One recurring justification for the ministerial exception has been the “problem” of women priests. The specter of the Roman Catholic Church being forced to ordain women priests has repeatedly haunted discussions of the ministerial exception. Catholic women priests are wrongly used as a justification for the exception. It was unfortunate that the women priests issue became part of the oral argument inHosanna-Tabor, as it distracts attention from the more important issues at stake in the exception. Four justices—Chief Justice John Roberts and Justices Antonin Scalia, Stephen Breyer and Samuel Alito—raised questions connected to the issue of Catholic women priests.
Let me be clear. No one argues that the courts can force the Catholic Church to ordain women. That argument is a red herring. In the forty years that the ministerial exception has existed, I count only one court case of a Catholic woman who (unsuccessfully) sued to become a priest, but at least ten cases of Catholic women who knew with absolute certainty they were not priests. Yet those women were suddenly ordained ministers when they went to court to enforce their employment contracts against Catholic employers.
Also, earlier this month Winifred Sullivan also wrote on the case.
I admit to struggling with how to think about this case. It makes me quite uncomfortable, as a minister, to think that the church can use the ministerial exception to wield such power over me when I seek to challenge its moral and legal authority. The issue of whistle-blowers on sexual abuse is just one of the most troubling cases Griffin brings to mind. She writes:
In Weishuhn v. Catholic Diocese of Lansing, for example, a case with a cert. petition currently pending before the Court, a Catholic elementary school teacher reported possible sexual abuse of a student’s friend to state authorities as required by Michigan law. Weishuhn was fired for not informing the school principal of her actions. In another case, a Catholic school principal was fired after complaining to the bishop that her priest-supervisor assaulted and battered her. The church successfully asserted that those teachers—who could never be ordained priests—were ministers whose claims could not be reviewed by secular courts. Cases of race and age discrimination, sexual harassment and hostile work environment, and disabilities discrimination and retaliation have met a similar fate. In such cases the ministerial exception protects discrimination instead of religious freedom.
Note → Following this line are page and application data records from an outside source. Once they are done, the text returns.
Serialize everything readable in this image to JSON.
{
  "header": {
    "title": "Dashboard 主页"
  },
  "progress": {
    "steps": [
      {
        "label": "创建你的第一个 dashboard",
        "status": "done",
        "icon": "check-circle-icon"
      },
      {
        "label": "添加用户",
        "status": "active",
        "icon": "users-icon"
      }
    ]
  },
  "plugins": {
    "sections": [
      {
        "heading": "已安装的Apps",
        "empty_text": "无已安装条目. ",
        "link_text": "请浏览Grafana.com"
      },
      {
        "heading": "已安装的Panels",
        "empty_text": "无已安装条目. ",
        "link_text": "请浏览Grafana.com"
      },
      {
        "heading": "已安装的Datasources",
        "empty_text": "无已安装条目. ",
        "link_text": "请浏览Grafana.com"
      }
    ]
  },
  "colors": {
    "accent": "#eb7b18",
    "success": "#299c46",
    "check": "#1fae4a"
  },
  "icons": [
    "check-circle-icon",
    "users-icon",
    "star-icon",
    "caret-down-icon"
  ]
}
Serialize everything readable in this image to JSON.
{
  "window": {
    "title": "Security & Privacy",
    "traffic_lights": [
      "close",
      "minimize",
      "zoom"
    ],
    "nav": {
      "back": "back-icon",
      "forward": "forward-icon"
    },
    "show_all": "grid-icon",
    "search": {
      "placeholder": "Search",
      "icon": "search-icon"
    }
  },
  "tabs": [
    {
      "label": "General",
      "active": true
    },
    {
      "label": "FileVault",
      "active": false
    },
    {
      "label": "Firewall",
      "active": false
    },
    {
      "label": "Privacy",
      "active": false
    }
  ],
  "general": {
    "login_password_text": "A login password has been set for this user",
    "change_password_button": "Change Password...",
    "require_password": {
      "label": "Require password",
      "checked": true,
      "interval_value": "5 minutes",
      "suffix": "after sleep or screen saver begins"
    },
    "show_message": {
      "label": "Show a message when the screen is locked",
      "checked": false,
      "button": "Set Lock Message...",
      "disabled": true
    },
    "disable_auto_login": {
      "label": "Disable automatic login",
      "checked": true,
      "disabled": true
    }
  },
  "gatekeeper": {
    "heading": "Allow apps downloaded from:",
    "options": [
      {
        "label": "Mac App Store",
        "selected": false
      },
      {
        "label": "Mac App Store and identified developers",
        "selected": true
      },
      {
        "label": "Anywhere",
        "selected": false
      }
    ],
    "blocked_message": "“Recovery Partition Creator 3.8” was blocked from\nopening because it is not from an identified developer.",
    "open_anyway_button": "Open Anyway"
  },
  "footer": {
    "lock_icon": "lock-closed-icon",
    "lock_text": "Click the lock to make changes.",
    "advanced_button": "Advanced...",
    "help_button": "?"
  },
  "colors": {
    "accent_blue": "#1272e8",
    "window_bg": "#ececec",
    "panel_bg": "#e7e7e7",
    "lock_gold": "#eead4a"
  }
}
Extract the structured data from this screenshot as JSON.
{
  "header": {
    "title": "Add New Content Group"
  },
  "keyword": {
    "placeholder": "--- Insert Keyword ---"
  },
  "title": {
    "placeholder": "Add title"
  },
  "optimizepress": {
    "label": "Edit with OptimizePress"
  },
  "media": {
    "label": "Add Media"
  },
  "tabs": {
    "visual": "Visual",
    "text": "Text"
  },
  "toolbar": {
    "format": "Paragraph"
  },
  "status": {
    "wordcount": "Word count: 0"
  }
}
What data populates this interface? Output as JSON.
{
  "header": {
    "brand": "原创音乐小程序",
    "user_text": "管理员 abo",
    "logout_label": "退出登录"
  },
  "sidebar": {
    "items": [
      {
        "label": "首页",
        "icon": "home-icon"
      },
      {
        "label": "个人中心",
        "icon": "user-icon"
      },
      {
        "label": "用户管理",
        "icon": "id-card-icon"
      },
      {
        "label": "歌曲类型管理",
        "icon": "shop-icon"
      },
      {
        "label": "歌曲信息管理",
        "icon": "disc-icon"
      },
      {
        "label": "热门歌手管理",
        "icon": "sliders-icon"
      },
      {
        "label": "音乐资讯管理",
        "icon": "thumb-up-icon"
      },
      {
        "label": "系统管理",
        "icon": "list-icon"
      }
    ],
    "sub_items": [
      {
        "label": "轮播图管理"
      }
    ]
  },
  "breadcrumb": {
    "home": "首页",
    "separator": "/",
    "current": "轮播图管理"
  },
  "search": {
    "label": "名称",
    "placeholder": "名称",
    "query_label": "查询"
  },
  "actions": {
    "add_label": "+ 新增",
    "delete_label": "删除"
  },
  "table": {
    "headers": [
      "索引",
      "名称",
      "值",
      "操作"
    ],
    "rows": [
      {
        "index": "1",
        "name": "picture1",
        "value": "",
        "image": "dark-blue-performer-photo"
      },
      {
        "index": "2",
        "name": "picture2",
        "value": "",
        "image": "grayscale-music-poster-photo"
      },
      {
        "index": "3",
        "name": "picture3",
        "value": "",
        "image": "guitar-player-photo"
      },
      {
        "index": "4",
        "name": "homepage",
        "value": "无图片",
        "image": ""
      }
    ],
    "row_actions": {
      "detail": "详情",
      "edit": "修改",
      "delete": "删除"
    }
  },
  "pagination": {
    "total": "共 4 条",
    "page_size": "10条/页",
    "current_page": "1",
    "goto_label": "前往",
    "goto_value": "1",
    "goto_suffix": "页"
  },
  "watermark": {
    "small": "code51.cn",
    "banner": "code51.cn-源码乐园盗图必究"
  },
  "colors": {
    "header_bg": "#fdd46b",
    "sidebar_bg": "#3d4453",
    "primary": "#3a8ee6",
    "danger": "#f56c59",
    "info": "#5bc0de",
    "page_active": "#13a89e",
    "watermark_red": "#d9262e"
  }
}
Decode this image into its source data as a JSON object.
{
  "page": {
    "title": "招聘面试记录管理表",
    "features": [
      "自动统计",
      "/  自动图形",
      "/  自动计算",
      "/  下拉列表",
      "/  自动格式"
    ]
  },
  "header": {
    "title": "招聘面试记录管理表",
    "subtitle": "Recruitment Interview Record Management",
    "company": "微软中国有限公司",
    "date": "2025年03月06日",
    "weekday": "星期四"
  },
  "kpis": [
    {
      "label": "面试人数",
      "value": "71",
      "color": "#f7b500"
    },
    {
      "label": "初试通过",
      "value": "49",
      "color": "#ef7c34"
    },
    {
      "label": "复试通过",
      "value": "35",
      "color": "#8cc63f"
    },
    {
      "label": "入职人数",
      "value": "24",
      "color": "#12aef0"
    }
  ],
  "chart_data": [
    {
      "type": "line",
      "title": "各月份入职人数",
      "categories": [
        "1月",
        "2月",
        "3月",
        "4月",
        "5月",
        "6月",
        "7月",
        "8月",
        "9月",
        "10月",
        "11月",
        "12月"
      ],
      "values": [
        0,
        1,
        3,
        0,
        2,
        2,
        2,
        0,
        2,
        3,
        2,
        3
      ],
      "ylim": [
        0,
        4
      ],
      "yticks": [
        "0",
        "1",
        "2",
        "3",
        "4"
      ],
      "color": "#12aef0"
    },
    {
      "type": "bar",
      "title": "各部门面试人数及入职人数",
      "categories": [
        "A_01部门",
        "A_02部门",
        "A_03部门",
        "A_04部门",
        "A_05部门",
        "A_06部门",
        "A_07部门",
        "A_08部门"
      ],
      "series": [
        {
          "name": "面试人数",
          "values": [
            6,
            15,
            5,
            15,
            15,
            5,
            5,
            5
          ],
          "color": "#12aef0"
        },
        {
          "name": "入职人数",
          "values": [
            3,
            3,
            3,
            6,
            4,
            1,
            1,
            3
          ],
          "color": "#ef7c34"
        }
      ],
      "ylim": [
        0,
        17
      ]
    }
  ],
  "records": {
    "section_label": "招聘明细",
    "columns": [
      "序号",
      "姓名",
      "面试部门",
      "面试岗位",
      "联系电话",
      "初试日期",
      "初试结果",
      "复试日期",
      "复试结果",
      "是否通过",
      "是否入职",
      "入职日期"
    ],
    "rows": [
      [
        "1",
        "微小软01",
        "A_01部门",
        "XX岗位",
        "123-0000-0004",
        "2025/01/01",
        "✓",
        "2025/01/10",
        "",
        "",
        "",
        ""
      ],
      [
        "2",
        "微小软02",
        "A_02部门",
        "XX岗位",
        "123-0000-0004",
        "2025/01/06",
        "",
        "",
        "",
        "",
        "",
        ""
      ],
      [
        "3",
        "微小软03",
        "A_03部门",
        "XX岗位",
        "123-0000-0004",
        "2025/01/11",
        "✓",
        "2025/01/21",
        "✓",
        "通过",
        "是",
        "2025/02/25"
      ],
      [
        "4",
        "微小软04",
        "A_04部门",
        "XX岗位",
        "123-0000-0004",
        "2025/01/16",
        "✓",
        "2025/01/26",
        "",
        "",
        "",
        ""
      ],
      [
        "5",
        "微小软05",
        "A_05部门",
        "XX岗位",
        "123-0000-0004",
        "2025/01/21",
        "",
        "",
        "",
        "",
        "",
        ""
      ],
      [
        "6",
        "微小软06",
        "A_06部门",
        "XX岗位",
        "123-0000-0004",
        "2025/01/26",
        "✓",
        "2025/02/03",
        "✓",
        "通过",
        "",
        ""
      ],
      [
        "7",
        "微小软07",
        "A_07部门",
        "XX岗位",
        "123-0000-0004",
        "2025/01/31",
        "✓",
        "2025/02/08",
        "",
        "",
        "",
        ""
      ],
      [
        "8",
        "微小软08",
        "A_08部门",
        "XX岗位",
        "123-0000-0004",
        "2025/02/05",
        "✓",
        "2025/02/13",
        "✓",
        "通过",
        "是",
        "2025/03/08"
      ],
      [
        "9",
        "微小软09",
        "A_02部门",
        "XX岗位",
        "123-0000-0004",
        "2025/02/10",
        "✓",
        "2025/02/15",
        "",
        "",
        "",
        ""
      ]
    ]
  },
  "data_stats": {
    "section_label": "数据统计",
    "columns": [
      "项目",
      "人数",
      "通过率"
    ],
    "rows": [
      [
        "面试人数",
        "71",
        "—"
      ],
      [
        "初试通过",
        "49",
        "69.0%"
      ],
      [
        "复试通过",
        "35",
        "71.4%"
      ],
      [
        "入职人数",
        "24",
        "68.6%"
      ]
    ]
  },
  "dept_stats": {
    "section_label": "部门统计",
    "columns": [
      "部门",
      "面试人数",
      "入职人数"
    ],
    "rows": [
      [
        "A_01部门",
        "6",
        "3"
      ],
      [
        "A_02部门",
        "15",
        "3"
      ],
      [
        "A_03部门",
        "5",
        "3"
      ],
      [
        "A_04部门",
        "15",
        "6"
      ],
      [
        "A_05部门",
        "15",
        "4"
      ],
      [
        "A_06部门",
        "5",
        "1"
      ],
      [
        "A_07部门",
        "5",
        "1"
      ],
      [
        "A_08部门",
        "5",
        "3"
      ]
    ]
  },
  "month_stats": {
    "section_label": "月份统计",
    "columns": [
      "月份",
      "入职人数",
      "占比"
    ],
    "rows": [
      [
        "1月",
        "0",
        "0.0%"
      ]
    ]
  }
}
Can the church say to me that the only avenue I have is to take the matter to ecclesiastical courts, not to the court of law? This hasn't worked out so well, not in the Roman Catholic Church, nor in my own Episcopal Church. I guess I never realized that by getting ordained as a priest, I was risking being at the whim of a church that argues that it has complete autonomy in its realm, regardless of the injustices within. Was I simply naive about the power the state has granted to the church?
I'm inclined to think that the ministerial exception is a bad idea, and hope that there are other ways of dealing with the legitimate right for churches to choose their own ministers (e.g. the Catholic Church's limiting of the priesthood, the example that both Griffin and Sullivan suggest is wielding perhaps too much of an influence on the justices' thinking). I wonder what others here think.